Japanese whisky is produced in Japan and is more similar to Scotch whisky styles than other major regional styles of whisky. Two men influenced the development of Japanese whisky: Shinjiro Torii and Masataka Taketsuru. Shinjiro Torii was a pharmaceutical, and he is the founder of the first Japan distillery, Yamazaki, in the Kyoto suburb, founded in 1923, which later become the famous Suntory. Masataka Taketsuru had studied the art of distilling in Scotland, and Torii hired him as Yamazaki executive with the desire to bring the Scotland distilling knowledge to Japan. Taketsuru played a key role in developing the Yamazaki Distillery in making Japanese whisky.

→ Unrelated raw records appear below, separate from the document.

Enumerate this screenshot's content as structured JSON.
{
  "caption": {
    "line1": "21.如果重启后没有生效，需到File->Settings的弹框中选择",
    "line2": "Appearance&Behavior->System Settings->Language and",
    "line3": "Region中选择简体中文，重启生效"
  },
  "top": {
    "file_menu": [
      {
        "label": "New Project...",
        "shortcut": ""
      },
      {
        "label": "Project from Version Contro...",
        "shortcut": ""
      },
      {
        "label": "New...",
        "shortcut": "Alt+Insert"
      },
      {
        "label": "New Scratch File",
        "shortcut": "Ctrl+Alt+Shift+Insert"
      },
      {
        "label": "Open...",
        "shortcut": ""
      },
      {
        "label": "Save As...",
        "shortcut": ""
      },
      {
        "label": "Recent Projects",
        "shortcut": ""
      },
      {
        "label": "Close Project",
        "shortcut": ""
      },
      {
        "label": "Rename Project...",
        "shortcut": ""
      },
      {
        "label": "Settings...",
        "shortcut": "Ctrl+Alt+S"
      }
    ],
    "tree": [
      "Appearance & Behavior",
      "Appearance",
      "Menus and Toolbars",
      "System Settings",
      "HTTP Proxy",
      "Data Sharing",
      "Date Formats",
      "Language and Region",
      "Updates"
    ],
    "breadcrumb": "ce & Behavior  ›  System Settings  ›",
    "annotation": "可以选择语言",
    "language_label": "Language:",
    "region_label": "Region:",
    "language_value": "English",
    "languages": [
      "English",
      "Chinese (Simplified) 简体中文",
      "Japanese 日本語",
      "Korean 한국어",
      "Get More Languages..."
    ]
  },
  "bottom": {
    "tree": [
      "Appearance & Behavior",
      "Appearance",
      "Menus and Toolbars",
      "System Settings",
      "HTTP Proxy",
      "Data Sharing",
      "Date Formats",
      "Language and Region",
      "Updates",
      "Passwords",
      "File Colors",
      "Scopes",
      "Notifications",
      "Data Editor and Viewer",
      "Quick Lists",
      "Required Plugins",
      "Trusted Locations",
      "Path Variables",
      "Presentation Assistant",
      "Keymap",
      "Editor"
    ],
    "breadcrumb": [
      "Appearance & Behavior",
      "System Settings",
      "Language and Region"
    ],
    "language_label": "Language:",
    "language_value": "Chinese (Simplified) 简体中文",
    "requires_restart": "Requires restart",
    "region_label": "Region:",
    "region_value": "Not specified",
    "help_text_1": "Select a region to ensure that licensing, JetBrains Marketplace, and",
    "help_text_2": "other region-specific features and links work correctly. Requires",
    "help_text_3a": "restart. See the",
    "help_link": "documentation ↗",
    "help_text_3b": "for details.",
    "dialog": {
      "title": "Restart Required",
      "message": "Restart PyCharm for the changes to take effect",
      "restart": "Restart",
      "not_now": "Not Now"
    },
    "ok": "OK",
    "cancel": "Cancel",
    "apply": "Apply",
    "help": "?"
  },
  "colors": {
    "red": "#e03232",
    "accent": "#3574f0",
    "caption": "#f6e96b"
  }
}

In 1934 Taketsuru left Yamazaki Distillery to pursue his dream, and he founded the Yoichi distillery on Hokkaido, which later changed to Nikka. Suntory and Nikka still dominate the Japanese whiskey industry. While the Japanese whisky may have a lot of similarity with the Scotland whiskey, the distilleries have employed different techniques in production whiskeys of their own identity. Today, Japanese whisky has fast developed increasingly becoming popular in its own unique style of whiskey.
Japan produces both blended and single malt whiskeys. The most popular Japanese blended whiskey is Suntory kakubin and Black Nikka Clear though they also offer many limited editions and special bottling. The unique style of Japanese whisky is attributed to the way their blended whisky is produced. In Scotland, the blending materials may involve malt whisky from several distilleries, which may be owned by different companies. However, in Japan, the industry is vertically integrated. This means whisky companies do not trade with their competitors, meaning the Japanese blended whiskey contains malt whisky only from the distilleries owned by that same company. Japanese whiskey is remarkable for its exceptional styles. The use of distinct Japanese mizunara oak, the peated/unpeated barley, different yeast strains, and fermentations give the Japanese whisky the character and quality they are lauded for. Japanese single malts and blended whisky offer the world a distinctive whiskey from, smooth, light to smoky style.